A new generation of conservation officers with the Minnesota Department of Natural Resources recently joined the ranks of seasoned professionals responsible for statewide natural resources and recreational law enforcement.
“Conservation officers provide service to a wide spectrum of citizens through safety education programs and informational outreach, while protecting our state’s vital natural resources,” said Col. Rodmen Smith, DNR Enforcement Division director. “These 13 officers will go a long way in filling our vacant field stations.”

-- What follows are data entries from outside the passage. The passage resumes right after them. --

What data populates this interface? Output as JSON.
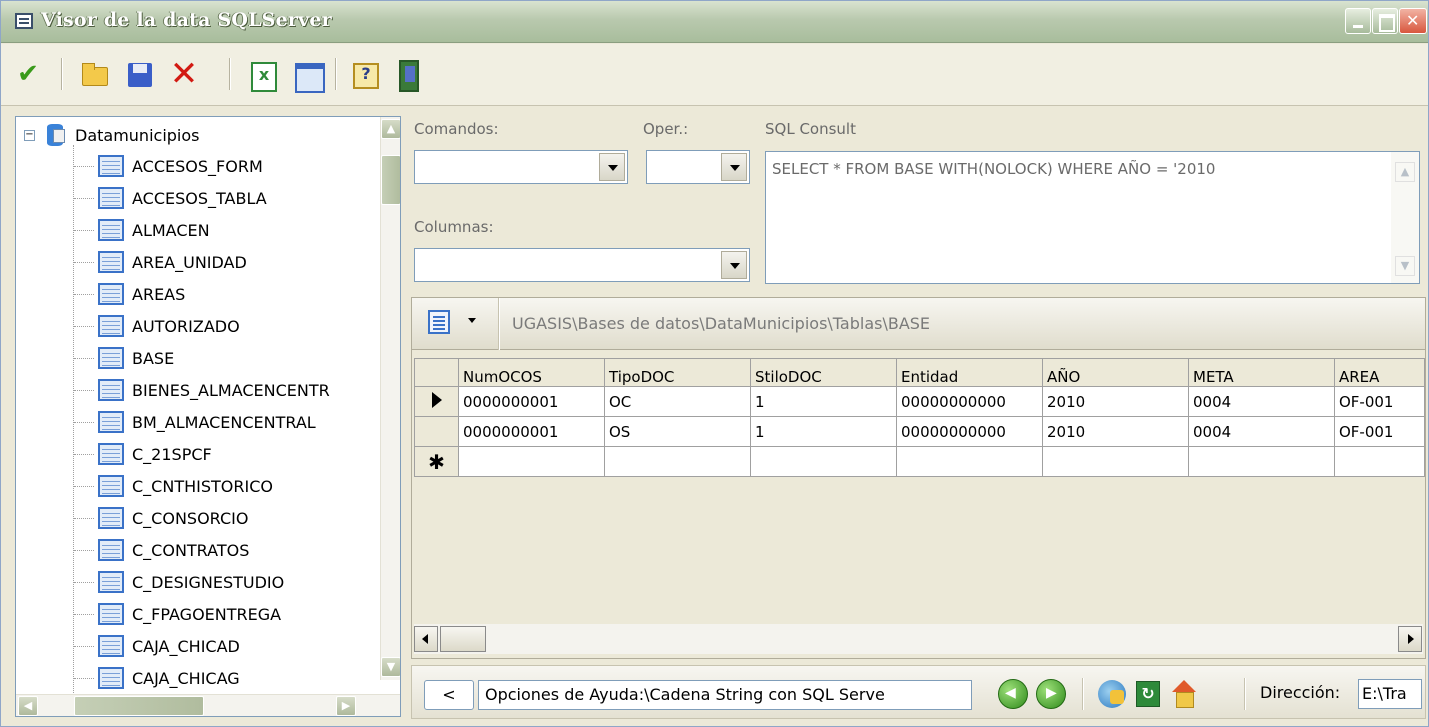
{
  "window": {
    "title": "Visor de la data SQLServer"
  },
  "toolbar": {
    "icons": [
      "check-icon",
      "open-folder-icon",
      "save-icon",
      "delete-icon",
      "excel-export-icon",
      "grid-view-icon",
      "help-icon",
      "exit-icon"
    ]
  },
  "tree": {
    "root": "Datamunicipios",
    "items": [
      "ACCESOS_FORM",
      "ACCESOS_TABLA",
      "ALMACEN",
      "AREA_UNIDAD",
      "AREAS",
      "AUTORIZADO",
      "BASE",
      "BIENES_ALMACENCENTR",
      "BM_ALMACENCENTRAL",
      "C_21SPCF",
      "C_CNTHISTORICO",
      "C_CONSORCIO",
      "C_CONTRATOS",
      "C_DESIGNESTUDIO",
      "C_FPAGOENTREGA",
      "CAJA_CHICAD",
      "CAJA_CHICAG"
    ]
  },
  "query": {
    "comandos_label": "Comandos:",
    "oper_label": "Oper.:",
    "sql_label": "SQL Consult",
    "columnas_label": "Columnas:",
    "sql_text": "SELECT * FROM BASE WITH(NOLOCK) WHERE AÑO = '2010",
    "comandos_value": "",
    "oper_value": "",
    "columnas_value": ""
  },
  "grid": {
    "path": "UGASIS\\Bases de datos\\DataMunicipios\\Tablas\\BASE",
    "columns": [
      "NumOCOS",
      "TipoDOC",
      "StiloDOC",
      "Entidad",
      "AÑO",
      "META",
      "AREA"
    ],
    "rows": [
      [
        "0000000001",
        "OC",
        "1",
        "00000000000",
        "2010",
        "0004",
        "OF-001"
      ],
      [
        "0000000001",
        "OS",
        "1",
        "00000000000",
        "2010",
        "0004",
        "OF-001"
      ]
    ]
  },
  "navbar": {
    "back_label": "<",
    "help_path": "Opciones de Ayuda:\\Cadena String con SQL Serve",
    "address_label": "Dirección:",
    "address_value": "E:\\Tra"
  },
  "colors": {
    "titlebar": "#b9c9ae",
    "panel_bg": "#ece9d8",
    "border": "#7f9db9"
  }
}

The officers completed the 12-week conservation officer academy at Camp Ripley in October, 16 weeks of field training with experienced conservation officers on Jan. 26, and now report to their first duty assignment. The new officers and their stations include:
- Chelsey Collette, Remer.
- Andrew Dirks, Redwood Falls.
- Luke Gutzwiller, Madison.
- Jeremy Henke, Albert Lea.
- Michael Krauel, St. Cloud.
- Dustin Miller, Windom.
- Philip Mohs, Center City.
- Kyle Quittschreiber, Black Duck 2.
- Trent Seamans, Rochester 2.
- Eric Sullivan, Walker.
- Jamie VanThuyne, Mankato.
- Shane Vernier, Willmar.
- Leah Weyandt, Mound.
Weyandt is excited to get started. “It’s going to be fun to be on my own and make decisions on where to go and what to do next,” she said.
Mohs looks forward to his station in Center City. “I feel the smaller community will be a much better place to work, live and raise a family,” Mohs said.
Miller feels very prepared to “go out and do good things.”
“I was unaware of the amount of information that I would be taking in throughout training; however, each instructor had a phenomenal method of instructing,” Miller said. “Field training was extremely important to me, and it was also important to take the constructive criticism and apply it to each situation and continue to take positive steps forward.”
Multiple conservation officer retirements are anticipated in 2016. A conservation officer academy with about 12 to 15 candidates gets underway in April.
The DNR’s Enforcement Division currently employs about 215 licensed peace officers to serve the public and protect the natural resources of Minnesota. Their work differs considerably from that of state troopers, police officers and sheriff’s deputies. Conservation officers work alone and without backup, and nearly everyone they encounter in the field is armed. They are supported by a staff of 35 employees. The division has its headquarters in St. Paul where it operates 18 law enforcement districts throughout the state.